--- Working data Enclosed Below ---

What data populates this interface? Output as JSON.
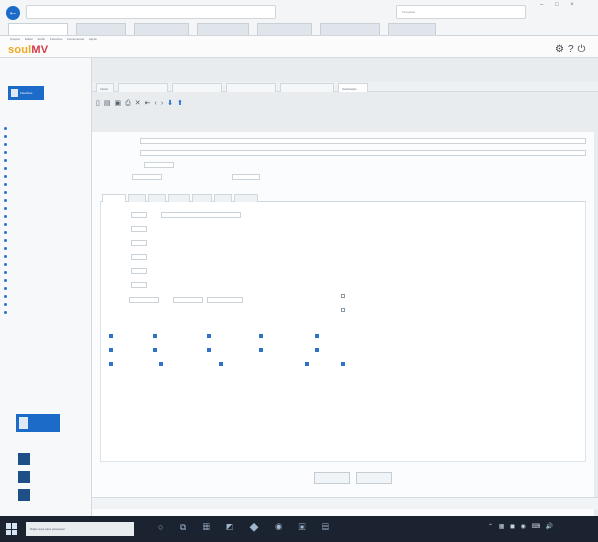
{
  "browser": {
    "url": "",
    "search_placeholder": "Pesquisar",
    "tabs": [
      "",
      "",
      "",
      "",
      "",
      "",
      ""
    ]
  },
  "app": {
    "logo_part1": "soul",
    "logo_part2": "MV",
    "menu": "Arquivo Editar Exibir Favoritos Ferramentas Ajuda",
    "module_label": "",
    "user_line1": "",
    "user_line2": ""
  },
  "doc_tabs": [
    "Inicial",
    "",
    "",
    "",
    "",
    "Solicitação"
  ],
  "sidebar": {
    "section_button": "Favoritos",
    "items": [
      "",
      "",
      "",
      "",
      "",
      "",
      "",
      "",
      "",
      "",
      "",
      "",
      "",
      "",
      "",
      "",
      "",
      "",
      "",
      "",
      "",
      "",
      "",
      ""
    ],
    "bottom_button": "",
    "bottom_title": "",
    "quick_buttons": [
      "",
      "",
      ""
    ]
  },
  "form": {
    "inner_tabs": [
      "",
      "",
      "",
      "",
      "",
      "",
      ""
    ],
    "ok_label": "",
    "cancel_label": ""
  },
  "taskbar": {
    "search_placeholder": "Digite aqui para pesquisar",
    "clock_time": "",
    "clock_date": ""
  },
  "colors": {
    "accent": "#1c6bc9",
    "logo_orange": "#f0a81c",
    "logo_red": "#d23a4b",
    "taskbar": "#1b2330"
  }
}
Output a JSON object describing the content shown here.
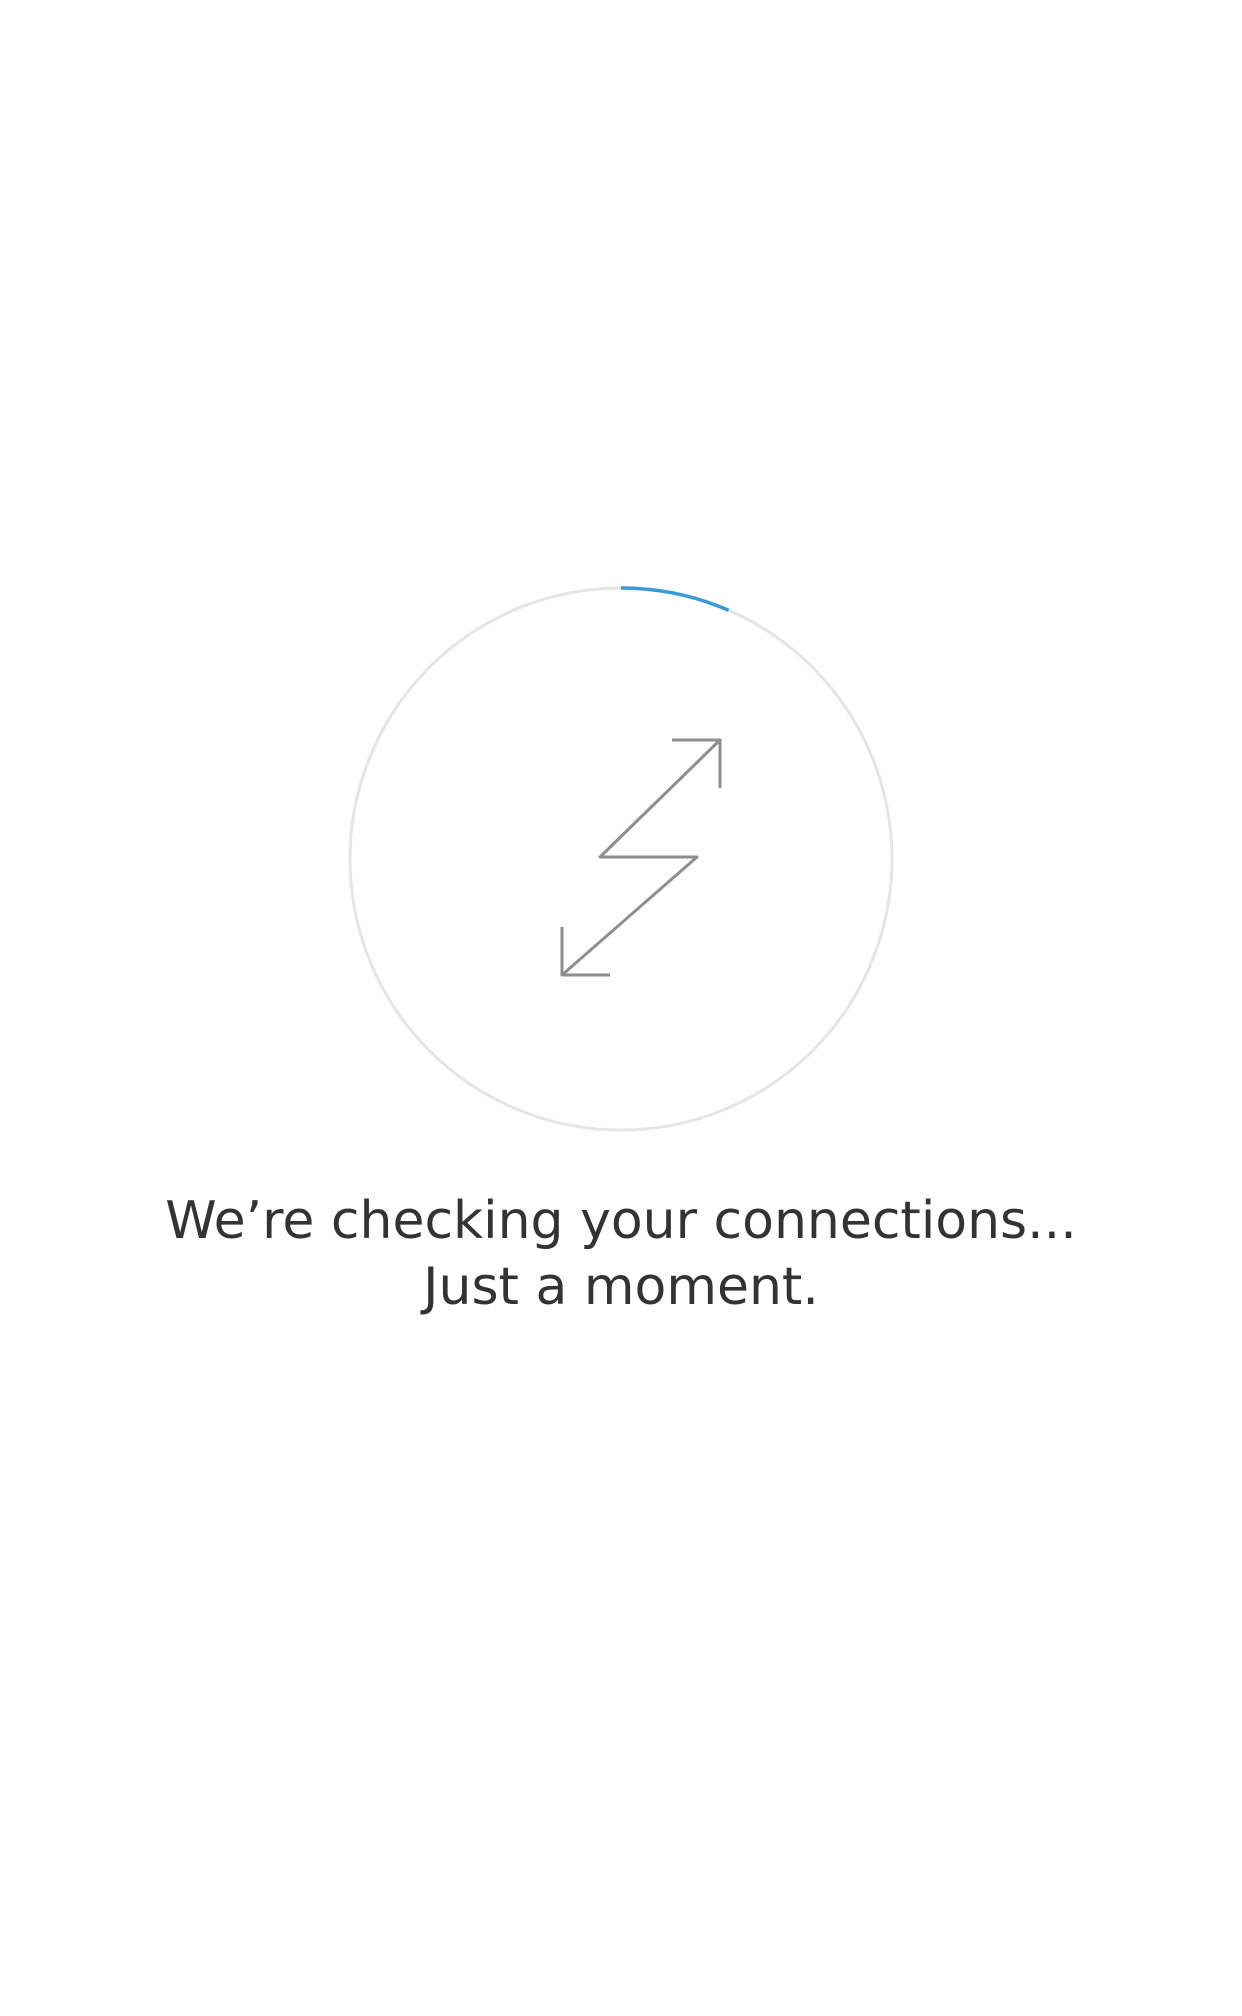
{
  "status": {
    "line1": "We’re checking your connections...",
    "line2": "Just a moment."
  },
  "progress": {
    "fraction": 0.065
  },
  "icons": {
    "center": "connection-bolt-icon"
  },
  "colors": {
    "background": "#ffffff",
    "ring_track": "#e5e5e5",
    "ring_progress": "#3a9ad9",
    "icon_stroke": "#8e8e8e",
    "text": "#333333"
  }
}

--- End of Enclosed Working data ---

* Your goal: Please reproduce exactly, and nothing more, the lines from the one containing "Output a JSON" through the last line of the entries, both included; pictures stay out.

* Task response:
Output a JSON object describing the content shown here.
{
  "status": {
    "line1": "We’re checking your connections...",
    "line2": "Just a moment."
  },
  "progress": {
    "fraction": 0.065
  },
  "icons": {
    "center": "connection-bolt-icon"
  },
  "colors": {
    "background": "#ffffff",
    "ring_track": "#e5e5e5",
    "ring_progress": "#3a9ad9",
    "icon_stroke": "#8e8e8e",
    "text": "#333333"
  }
}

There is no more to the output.